Basal Cell Carcinoma


Squamous Cell Carcinoma


What is Squamous Cell Carcinoma (SCC)?

Squamous Cell Carcinoma is a common skin cancer.  About 700,000 new cases are diagnosed annually in the United States. 

Squamous cell carcinoma can develop anywhere, including inside the mouth and on the genitalia. It most frequently appears on the scalp, face, ears and back of hands. Squamous cell carcinoma tends to develop among fair-skinned, middle-aged, and elderly people who have a history of sun exposure. In some cases, it evolves from actinic keratoses, dry scaly lesions that can be flesh-colored, reddish-brown or yellow black, and which appear on skin that is rough or leathery. Actinic keratoses spots are considered to be precancerous.

What does a Squamous Cell Carcinoma look like?

Squamous Cell Carcinomas can present in a number of different ways:

  • A bump or lump on the skin that can feel rough.

  • A dome-shaped or crusty bump that can bleed.

  • A sore that continuously heals and re-opens

  • Flat red scaly patch that grows slowly.

What are the causes of Squamous Cell Carcinoma and who gets it?

Risk factors for squamous carcinoma include having fair skin, sun exposure, and exposure to ultraviolet radiation (as in tanning beds).  In addition, exposure to cancer-causing chemicals (such as Arsenic, tar, insecticides) and history of tobacco use can increase your risk.  If you have been diagnosed with a precancerous skin lesion called an Actinic Keratosis, you are more likely to develop a SCC.
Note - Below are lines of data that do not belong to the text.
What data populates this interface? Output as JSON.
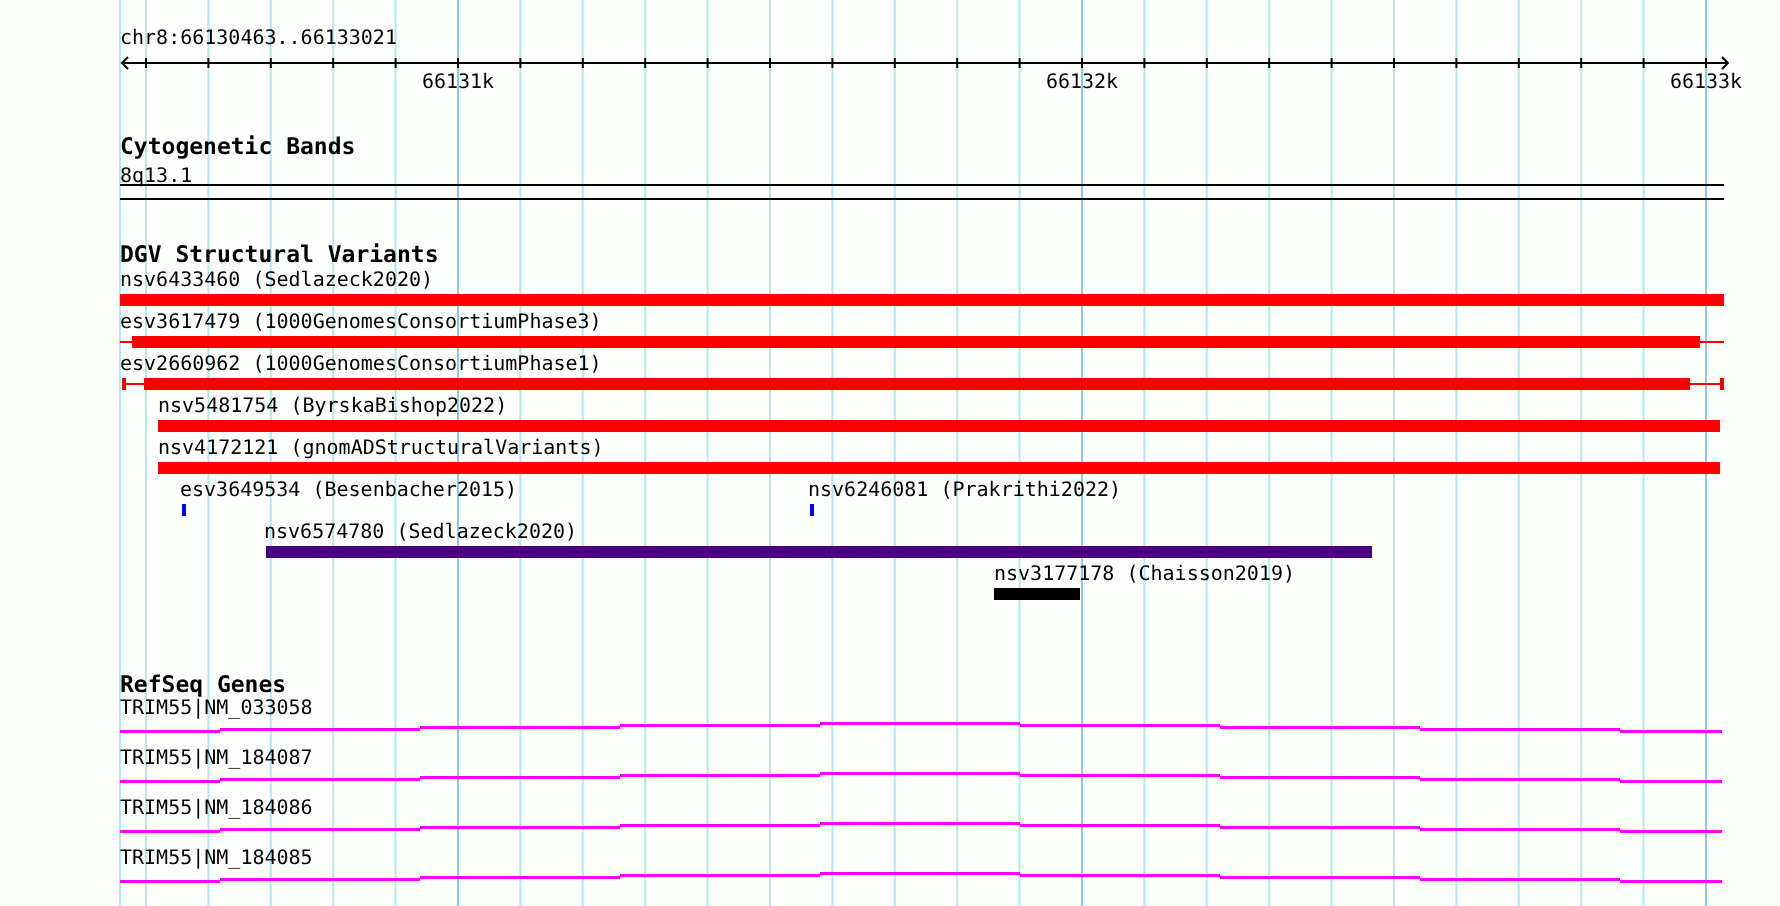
{
  "ruler": {
    "region": "chr8:66130463..66133021",
    "ticks": [
      "66131k",
      "66132k",
      "66133k"
    ]
  },
  "tracks": [
    {
      "title": "Cytogenetic Bands",
      "kind": "bands",
      "features": [
        {
          "label": "8q13.1"
        }
      ]
    },
    {
      "title": "DGV Structural Variants",
      "kind": "variants",
      "features": [
        {
          "label": "nsv6433460 (Sedlazeck2020)",
          "color": "#ff0000"
        },
        {
          "label": "esv3617479 (1000GenomesConsortiumPhase3)",
          "color": "#ff0000"
        },
        {
          "label": "esv2660962 (1000GenomesConsortiumPhase1)",
          "color": "#ff0000"
        },
        {
          "label": "nsv5481754 (ByrskaBishop2022)",
          "color": "#ff0000"
        },
        {
          "label": "nsv4172121 (gnomADStructuralVariants)",
          "color": "#ff0000"
        },
        {
          "label": "esv3649534 (Besenbacher2015)",
          "color": "#0000ff"
        },
        {
          "label": "nsv6246081 (Prakrithi2022)",
          "color": "#0000ff"
        },
        {
          "label": "nsv6574780 (Sedlazeck2020)",
          "color": "#4b0082"
        },
        {
          "label": "nsv3177178 (Chaisson2019)",
          "color": "#000000"
        }
      ]
    },
    {
      "title": "RefSeq Genes",
      "kind": "genes",
      "features": [
        {
          "label": "TRIM55|NM_033058"
        },
        {
          "label": "TRIM55|NM_184087"
        },
        {
          "label": "TRIM55|NM_184086"
        },
        {
          "label": "TRIM55|NM_184085"
        }
      ]
    }
  ]
}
When should I see a dermatologist?

You should see a dermatologist for evaluation if you have a bump or a scaly red patch that:
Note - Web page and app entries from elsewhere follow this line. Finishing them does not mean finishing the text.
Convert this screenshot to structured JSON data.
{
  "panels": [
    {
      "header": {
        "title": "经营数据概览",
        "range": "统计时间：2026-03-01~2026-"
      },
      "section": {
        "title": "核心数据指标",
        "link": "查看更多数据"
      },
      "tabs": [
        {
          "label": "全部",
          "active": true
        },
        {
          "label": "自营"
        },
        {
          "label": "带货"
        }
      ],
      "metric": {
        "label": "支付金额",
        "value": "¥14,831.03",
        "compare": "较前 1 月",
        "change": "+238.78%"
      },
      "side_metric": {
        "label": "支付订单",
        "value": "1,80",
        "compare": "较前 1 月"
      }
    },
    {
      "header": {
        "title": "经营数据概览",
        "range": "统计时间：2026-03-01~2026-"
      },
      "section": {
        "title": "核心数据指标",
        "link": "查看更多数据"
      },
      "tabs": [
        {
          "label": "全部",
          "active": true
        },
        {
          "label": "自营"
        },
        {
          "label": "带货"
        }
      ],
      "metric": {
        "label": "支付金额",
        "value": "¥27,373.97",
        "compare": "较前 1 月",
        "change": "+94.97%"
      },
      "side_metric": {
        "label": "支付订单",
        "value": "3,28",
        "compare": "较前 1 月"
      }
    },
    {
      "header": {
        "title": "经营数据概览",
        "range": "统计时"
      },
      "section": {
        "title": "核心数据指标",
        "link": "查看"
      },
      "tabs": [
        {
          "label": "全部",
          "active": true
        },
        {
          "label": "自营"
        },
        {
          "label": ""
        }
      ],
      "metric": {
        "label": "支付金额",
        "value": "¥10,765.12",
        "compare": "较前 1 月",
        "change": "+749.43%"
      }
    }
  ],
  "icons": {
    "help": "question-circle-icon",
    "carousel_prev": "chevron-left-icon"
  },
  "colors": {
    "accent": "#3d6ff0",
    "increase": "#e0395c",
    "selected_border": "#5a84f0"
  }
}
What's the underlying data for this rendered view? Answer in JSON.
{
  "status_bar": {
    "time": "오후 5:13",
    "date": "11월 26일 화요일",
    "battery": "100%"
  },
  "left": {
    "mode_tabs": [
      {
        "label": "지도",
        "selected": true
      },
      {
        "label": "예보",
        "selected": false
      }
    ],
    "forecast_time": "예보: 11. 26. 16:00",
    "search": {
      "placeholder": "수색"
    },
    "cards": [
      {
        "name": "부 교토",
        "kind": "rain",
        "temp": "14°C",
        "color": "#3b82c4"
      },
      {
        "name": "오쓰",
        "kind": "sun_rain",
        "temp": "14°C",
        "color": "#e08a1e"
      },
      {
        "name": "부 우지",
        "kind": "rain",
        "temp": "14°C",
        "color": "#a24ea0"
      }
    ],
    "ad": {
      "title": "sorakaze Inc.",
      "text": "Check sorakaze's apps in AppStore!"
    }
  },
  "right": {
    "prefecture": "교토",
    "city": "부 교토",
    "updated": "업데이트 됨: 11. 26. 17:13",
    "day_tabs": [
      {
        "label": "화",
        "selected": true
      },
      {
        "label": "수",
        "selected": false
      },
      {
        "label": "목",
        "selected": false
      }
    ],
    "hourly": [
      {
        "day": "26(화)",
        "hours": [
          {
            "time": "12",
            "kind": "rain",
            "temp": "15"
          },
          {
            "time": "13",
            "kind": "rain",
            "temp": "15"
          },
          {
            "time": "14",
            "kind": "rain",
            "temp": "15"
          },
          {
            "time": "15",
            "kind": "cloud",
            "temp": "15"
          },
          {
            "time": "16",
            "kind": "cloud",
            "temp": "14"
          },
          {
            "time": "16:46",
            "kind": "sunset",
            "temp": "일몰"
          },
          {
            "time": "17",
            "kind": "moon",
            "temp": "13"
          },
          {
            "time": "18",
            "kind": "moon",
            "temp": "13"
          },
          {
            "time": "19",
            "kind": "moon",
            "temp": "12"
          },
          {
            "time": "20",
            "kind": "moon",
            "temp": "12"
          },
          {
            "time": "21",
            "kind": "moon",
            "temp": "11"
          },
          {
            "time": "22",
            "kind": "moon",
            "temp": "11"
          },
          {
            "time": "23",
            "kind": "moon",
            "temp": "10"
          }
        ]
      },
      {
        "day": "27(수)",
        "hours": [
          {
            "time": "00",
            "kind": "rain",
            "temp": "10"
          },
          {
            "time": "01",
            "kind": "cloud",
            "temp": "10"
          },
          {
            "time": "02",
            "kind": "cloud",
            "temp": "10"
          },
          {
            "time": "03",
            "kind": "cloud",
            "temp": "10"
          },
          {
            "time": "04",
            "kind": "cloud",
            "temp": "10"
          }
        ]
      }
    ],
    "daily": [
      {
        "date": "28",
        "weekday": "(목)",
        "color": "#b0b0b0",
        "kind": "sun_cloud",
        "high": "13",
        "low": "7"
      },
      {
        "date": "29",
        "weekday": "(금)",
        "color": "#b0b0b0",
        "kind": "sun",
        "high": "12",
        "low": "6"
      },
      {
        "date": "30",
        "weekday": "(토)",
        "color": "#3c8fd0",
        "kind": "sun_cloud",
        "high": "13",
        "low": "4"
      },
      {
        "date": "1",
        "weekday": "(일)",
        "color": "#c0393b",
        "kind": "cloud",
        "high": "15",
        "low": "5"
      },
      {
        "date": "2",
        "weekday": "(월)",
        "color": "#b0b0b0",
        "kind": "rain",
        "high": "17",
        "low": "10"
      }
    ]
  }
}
  • Bleeds easily.

  • Won’t heal, or heals and returns

  • Oozes or crusts over

  • Lump that feels rough

How is a squamous cell carcinoma diagnosed?

Diagnosing squamous cell carcinoma requires a simple skin biopsy that can be performed in the office by a dermatologist during your visit.  During the skin biopsy, the suspicious lesion is removed and the sample will be sent to a laboratory to be analyzed under a microscope. 

What are treatments for squamous cell carcinoma?

Some of the treatments for SCC include

  • Excision — This is a surgical treatment where the tumor is removed and cut out with some normal-looking skin around the tumor. Your dermatologist will stitch up the area after the excision. This is an outpatient procedure and a common way to treat SCC. The removed skin is also sent out to the laboratory to ensure that the skin is free of cancer.

  • Curettage and Desiccation — This in-office treatment involves using a small metal instrument (called a curette) to scrape out the tumor along with an application of an electric current into the tissue to kill off any remaining cancer cells.

  • Mohs Micrographic Surgery — This specialized surgical treatment is indicated for large tumors and for SCC in certain anatomic locations. Mohs Surgery combines removal of cancerous tissue with microscopic review while the surgery takes place. By mapping the diseased tissue layer by layer, less healthy skin is damaged when removing the tumor. It has the highest cure rate for SCC. Your dermatologist will let you know if Mohs surgery is recommended.

  • Prescription Medicated Creams — These creams can be applied at home. They stimulate the body's natural immune system over the course of weeks. The most common medications are imiquimod or 5-fluorouracil.

  • Cryosurgery — Some squamous cell carcinomas respond to cryosurgery, where liquid nitrogen is used to freeze off the tumor.

  • Radiation Therapy — Radiation therapy is used for difficult-to-treat tumors, either because of their location, severity, or persistence. If radiation therapy is a treatment option, you will receive a referral to a radiation oncologist.

Our board certified dermatologists and providers here at Integrated Dermatology will discuss with you your treatment options and will recommend a treatment that is right for you.

What is the outcome if receive treatment for a squamous cell carcinoma?

With early diagnosis and treatment, most SCC can be cured.  If left untreated, SCC can grow deep and SCC can spread to other parts of the body. 

Why should I choose Integrated Dermatology to diagnose and treat my skin cancer?

Our board certified dermatologists and providers are experts in the field of dermatology and can properly diagnose and treat skin cancers.  Our experts perform complete body exams and skin cancer examinations routinely and can accurately diagnose various types of skin cancers. Our dermatologists are also trained as dermatologic surgeons and can treat your skin cancer to the gold standard of care.  Any suspicious lesion will be biopsied and sent out for analysis at a laboratory.  We also work with specialized physicians called dermatopathologists that have expert training in properly diagnosing skin cancer under the microscope.  Our providers have every patient’s best interest at heart and strive to provide the highest level of care.

Worried that you may have skin cancer?